Lincoln and the History of Aviation
Lincoln Airport Authority
“Lincoln…An Important Aircraft Production and Airport Center”
Proclaimed by the city’s chamber of commerce in 1929, these words symbolize the key position Lincoln, Nebraska, has occupied in the history of aviation.
- Production to Pageantry
- Engineering to Experimenting
- Wing-Walking to Barnstorming
- Nuclear Deterrence to Commercial Flight
Early Flight in Lincoln
Experimentation in flying came from all directions in Nebraska during the 1890s and early 1900s

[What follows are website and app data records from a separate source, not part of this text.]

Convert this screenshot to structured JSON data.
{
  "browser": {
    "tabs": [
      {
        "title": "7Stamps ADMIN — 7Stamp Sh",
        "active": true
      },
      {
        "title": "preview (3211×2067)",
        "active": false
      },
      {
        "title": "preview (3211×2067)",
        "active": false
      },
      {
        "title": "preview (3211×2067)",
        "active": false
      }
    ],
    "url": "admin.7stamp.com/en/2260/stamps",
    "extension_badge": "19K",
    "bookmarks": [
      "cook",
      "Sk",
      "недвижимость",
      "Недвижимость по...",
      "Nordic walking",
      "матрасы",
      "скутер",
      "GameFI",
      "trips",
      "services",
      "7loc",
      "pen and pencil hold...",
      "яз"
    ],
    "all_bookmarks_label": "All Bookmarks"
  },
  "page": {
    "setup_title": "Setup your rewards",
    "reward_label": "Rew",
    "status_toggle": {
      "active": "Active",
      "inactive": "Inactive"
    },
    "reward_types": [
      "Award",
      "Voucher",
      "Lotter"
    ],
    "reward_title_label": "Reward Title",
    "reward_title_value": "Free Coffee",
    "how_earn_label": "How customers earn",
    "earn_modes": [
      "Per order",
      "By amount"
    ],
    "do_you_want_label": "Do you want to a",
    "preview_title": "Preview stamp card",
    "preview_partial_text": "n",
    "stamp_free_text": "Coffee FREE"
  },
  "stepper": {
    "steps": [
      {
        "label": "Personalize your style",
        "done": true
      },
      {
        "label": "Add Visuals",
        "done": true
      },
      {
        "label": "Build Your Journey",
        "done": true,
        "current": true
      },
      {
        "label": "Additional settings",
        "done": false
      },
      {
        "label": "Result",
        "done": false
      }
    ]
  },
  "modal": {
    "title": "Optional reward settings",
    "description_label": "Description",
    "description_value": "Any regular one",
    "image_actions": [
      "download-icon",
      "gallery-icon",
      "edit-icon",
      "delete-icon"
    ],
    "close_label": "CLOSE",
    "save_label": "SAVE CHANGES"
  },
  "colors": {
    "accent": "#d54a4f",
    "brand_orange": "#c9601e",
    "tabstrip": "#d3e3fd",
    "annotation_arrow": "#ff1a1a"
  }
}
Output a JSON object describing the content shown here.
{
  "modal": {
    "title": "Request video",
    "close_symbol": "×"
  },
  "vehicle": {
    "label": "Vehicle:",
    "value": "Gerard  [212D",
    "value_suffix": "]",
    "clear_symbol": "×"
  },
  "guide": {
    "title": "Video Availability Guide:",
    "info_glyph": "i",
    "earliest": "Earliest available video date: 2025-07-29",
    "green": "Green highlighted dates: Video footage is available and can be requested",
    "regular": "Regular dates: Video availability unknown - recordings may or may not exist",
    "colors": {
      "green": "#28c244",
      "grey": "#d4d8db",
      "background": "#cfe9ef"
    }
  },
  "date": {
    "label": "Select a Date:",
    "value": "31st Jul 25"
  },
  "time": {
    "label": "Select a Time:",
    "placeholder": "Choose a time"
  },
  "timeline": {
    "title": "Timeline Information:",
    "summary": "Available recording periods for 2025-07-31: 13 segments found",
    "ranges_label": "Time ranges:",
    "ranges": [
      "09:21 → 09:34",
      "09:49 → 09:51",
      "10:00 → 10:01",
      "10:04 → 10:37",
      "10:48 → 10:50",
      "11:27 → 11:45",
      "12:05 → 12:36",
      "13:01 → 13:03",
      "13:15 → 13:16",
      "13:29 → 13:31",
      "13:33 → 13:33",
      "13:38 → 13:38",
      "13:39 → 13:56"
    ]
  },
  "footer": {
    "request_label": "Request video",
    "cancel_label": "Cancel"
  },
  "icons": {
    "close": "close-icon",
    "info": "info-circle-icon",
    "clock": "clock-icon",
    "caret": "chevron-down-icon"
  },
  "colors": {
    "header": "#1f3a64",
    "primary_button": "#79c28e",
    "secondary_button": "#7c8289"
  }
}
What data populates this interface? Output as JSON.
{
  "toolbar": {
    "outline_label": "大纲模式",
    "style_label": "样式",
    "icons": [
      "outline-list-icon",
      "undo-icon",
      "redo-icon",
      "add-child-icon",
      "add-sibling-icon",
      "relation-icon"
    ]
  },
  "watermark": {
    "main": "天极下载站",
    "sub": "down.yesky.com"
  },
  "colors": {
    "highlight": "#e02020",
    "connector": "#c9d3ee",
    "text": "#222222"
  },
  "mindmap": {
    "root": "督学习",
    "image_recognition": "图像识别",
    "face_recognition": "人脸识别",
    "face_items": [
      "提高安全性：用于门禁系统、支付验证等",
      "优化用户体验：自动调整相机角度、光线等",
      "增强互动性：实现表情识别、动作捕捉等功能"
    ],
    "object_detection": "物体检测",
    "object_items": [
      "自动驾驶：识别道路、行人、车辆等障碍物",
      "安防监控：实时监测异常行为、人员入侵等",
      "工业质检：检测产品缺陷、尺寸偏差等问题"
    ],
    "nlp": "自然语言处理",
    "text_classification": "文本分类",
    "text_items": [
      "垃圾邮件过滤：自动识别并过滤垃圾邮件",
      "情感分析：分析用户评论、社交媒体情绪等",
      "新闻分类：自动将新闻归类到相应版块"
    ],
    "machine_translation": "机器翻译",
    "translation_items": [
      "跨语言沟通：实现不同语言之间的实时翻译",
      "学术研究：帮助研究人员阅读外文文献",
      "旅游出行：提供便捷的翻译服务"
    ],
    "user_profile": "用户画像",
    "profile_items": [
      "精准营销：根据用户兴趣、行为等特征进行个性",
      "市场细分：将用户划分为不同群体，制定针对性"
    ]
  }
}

The Baysdorfer brothers of Omaha, prolific innovators in their own right:
- Created the Comet: a lighter-than-air airship considered to the be the first Nebraska-built one of its kind.
- Constructed the first Nebraska-built airplane in Omaha in 1910.
Charles E. Taylor: "The First Aviation Mechanic"
- Charles Taylor, a former Lincoln resident, assisted the Wright Brothers in their design and construction of the engine that powered the Brothers’ first flight.
- Taylor was introduced to the Wright Brothers when he and his young family moved to Dayton, OH, in 1896.
- Taylor designed and built the engine that powered the Wright Brothers’ famous flight at Kitty Hawk in 1903.
- Taylor later helped power the first transcontinental flight of Cal Rodgers in 1911.
Early Aircraft Manufacturing and Schooling
- Harding, Zook, and Bahl (1919-1921)
- Lincoln Airplane and Flying School (1929-1945)
- Lincoln Standard Aircraft Co., Inc. (1922-1931)
- Union Airport (1930-1964)
- A 160-acre plot of land NW of the PO chosen after weeks of intense debate
- ≥ 5 other sites around Lincoln considered
- Flader Tract chosen because cost (price per acre), naturally flat (little development required), guarantee of well-lit and safe airfield for airmail, and pressure from Department of Commerce: Aeronautics Division
Lincoln Municipal Airport is completed, dedicated
- Surveying, seeding, construction, inspections
- Opened in 1929
- Omaha-Lincoln-Wichita air route
- Dedication in June 1930
Lincoln Army Airfield
- 1942 – Lincoln trained servicemen including mechanics, pilots and flight crews
- Bombardment practice
- De-activated in 1945
- Military-related activity persisted into the late 1940s and early 1950s
- Federal Public Housing Authority Project
- Post-WWII housing for veterans (many of whom UN students)
- Private bus route, cafeteria, post office, grocery store, movie theater
- Polio outbreak of 1952
- Torn down around 1966, repossessed to the city and later the LAA
Lincoln Air Force Base
- Activated by Strategic Air Command, 1952
- Improved runways and aviation infrastructure
- New barracks, mess halls, recreation facilities, warehouses, weapons bunkers
- Commercial aviation continued to operate
- De-activated in mid-1960s as technology surpassed landlocked airbases
Lincoln, Institutionalization and Aviation
- Airport Authorities Act (1957)
- Federal Aviation Agency/Administration (1958)
- Lincoln Airport Authority (1959)
Modern Lincoln Airport: Lincoln’s New “Front Door”
- Opened: December 4, 1974
- Dedicated June 6, 1975
- Boasted 42 flights in/out of LNK daily
- Serviced Chicago, St. Louis, Denver, Minneapolis, Kansas City